An independent consumer protection agency "might" succeed in an up-or-down vote in the Senate, Banking Committee Chairman Chris Dodd (D-Conn.) said Saturday.
Dodd, who is expected to release his financial regulatory overhaul soon, did not rule out including an independent agency in his bill, even though observers do not expect him to do so.
"If there was a strict up-or-down vote on the floor of the Senate, I think an independent agency might prevail," he said on Bloomberg's "Political Capital," which airs throughout the weekend.
Dodd personally favors creating a separate Consumer Financial Protection Agency (CFPA) like the one included in the House's financial reform bill. But some believe that creating the protection board as part of an existing agency, such as the Treasury Department, might garner more support.
But Dodd reiterated that it is important that the CFPA be vested with the authority to make rules. Proponents of an independent agency fear that it will not have teeth if it is housed within a larger bureaucratic structure.
The retiring Connecticut senator is currently negotiating the provisions of the overhaul with banking panel member Sen. Bob CorkerRobert (Bob) Phillips CorkerCheney set to be face of anti-Trump GOP How leaving Afghanistan cancels our post-9/11 use of force The unflappable Liz Cheney: Why Trump Republicans have struggled to crush her MORE (R-Tenn.) and Treasury Secretary Timothy Geithner.

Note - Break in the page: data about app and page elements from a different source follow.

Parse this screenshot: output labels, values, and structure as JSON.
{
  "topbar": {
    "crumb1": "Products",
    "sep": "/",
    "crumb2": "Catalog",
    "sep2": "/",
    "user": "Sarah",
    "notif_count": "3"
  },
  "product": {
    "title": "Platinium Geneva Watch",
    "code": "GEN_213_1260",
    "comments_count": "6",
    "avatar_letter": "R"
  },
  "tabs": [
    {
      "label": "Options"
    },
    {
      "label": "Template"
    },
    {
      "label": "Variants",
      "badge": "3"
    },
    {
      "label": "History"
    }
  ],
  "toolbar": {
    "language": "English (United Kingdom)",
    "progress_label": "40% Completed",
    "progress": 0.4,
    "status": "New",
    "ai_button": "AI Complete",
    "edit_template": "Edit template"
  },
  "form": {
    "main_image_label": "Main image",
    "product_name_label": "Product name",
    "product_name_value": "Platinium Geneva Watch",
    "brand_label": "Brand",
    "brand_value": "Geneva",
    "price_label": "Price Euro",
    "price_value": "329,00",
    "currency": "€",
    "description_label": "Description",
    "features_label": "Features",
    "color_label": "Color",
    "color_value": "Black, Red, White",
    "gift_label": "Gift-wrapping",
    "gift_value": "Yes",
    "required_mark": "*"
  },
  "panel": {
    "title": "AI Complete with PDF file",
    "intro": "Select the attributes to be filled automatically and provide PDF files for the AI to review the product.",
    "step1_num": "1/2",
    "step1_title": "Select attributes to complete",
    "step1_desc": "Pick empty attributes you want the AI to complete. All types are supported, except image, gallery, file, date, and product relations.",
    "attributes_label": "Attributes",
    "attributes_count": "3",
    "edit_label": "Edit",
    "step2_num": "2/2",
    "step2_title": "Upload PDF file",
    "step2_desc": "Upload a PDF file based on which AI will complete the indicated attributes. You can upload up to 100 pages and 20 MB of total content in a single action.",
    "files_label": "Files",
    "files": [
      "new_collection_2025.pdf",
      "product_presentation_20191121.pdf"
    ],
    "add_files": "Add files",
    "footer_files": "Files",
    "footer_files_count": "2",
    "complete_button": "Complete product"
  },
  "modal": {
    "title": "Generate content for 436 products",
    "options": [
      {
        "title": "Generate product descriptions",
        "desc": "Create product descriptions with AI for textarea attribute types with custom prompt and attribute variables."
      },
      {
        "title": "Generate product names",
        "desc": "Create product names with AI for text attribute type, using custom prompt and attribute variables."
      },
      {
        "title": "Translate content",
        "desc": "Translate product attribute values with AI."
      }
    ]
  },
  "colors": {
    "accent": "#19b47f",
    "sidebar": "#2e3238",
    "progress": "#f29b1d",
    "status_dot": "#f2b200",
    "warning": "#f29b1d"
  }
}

Dodd did not say if the bill would be released next week as is expected.